- the motion of an object or a projectile in rebounding or deflecting one or more times from the surface over which it is passing or against which it hits a glancing blow.
- to move in this way, as a projectile.
Origin of ricochet
Synonyms for ricochetSee more synonyms for on Thesaurus.com
Examples from the Web for ricochet
Contemporary Examples of ricochet
Overnight, a bar owner was shot in the leg by a ricochet bullet.In Rome’s Riots, Cries for Mussolini and Attacks on Refugees
Barbie Latza Nadeau
November 14, 2014
At the same time, there are those who ricochet between denial and rationalization.The Mayor McCrack Show
November 1, 2013
Historical Examples of ricochet
Henceforward I could only learn, as it were, by ricochet what was going on.The Dew of Their Youth
S. R. Crockett
The similarity of this bullet to that seen in the ricochet in fig. 32 was exact.
Effect of ricochet in the production of severe forms of injury.
Perhaps he had mistaken it for the ricochet of a round shot.The Rifle Rangers
Captain Mayne Reid

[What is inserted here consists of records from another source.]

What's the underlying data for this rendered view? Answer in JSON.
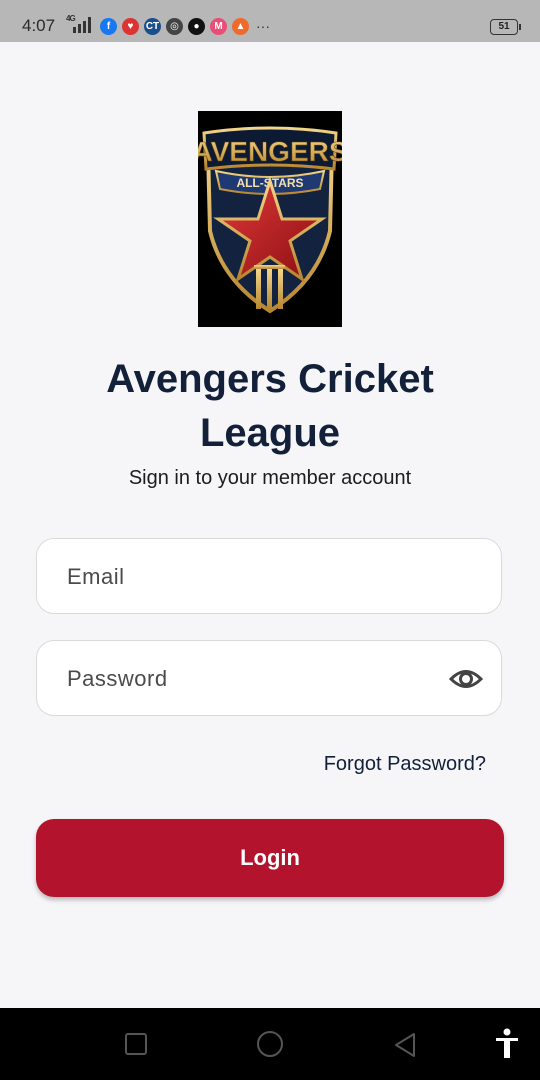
{
  "status_bar": {
    "time": "4:07",
    "network": "4G",
    "battery": "51",
    "more": "···",
    "app_icons": [
      {
        "name": "facebook-icon",
        "glyph": "f",
        "color": "#1877f2"
      },
      {
        "name": "app-icon-2",
        "glyph": "♥",
        "color": "#d33"
      },
      {
        "name": "ct-icon",
        "glyph": "CT",
        "color": "#1a4f8b"
      },
      {
        "name": "app-icon-4",
        "glyph": "◎",
        "color": "#444"
      },
      {
        "name": "app-icon-5",
        "glyph": "●",
        "color": "#111"
      },
      {
        "name": "myntra-icon",
        "glyph": "M",
        "color": "#e94e77"
      },
      {
        "name": "app-icon-7",
        "glyph": "▲",
        "color": "#f06a2b"
      }
    ]
  },
  "logo": {
    "line1": "AVENGERS",
    "line2": "ALL-STARS"
  },
  "title": "Avengers Cricket League",
  "subtitle": "Sign in to your member account",
  "form": {
    "email_placeholder": "Email",
    "password_placeholder": "Password",
    "forgot_password": "Forgot Password?",
    "login_label": "Login"
  },
  "colors": {
    "primary": "#b3132c",
    "title": "#13203a",
    "background": "#f6f6f8"
  }
}
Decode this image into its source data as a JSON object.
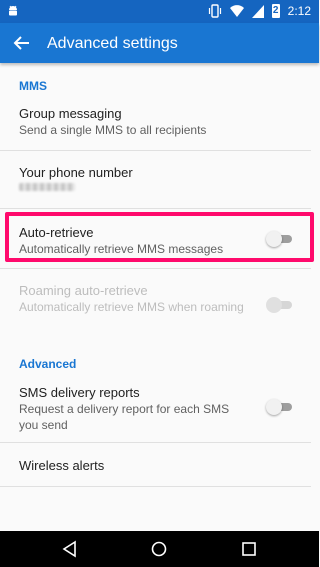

So I tache, as they say at musketry-instruction, by direct and ricochet fire.Soldier Stories
- (intr) (esp of a bullet) to rebound from a surface or surfaces, usually with a characteristic whining or zipping sound
- the motion or sound of a rebounding object, esp a bullet
- an object, esp a bullet, that ricochets
Word Origin for ricochet
Word Origin and History for ricochet
1758, originally in a military sense, from French ricochet (n.) "the skipping of a shot, or of a flat stone on water" (see ricochet (n.). Related: Ricochetted; ricochetting.
1769, from ricochet (v.) or French ricochet "the skipping of a shot or of a flat stone on water," but in earliest French use (15c.) "verbal to-and-fro," and only in the phrase fable du ricochet, an entertainment in which the teller of a tale skillfully evades questions, and chanson du ricochet, a kind of repetitious song; of uncertain origin.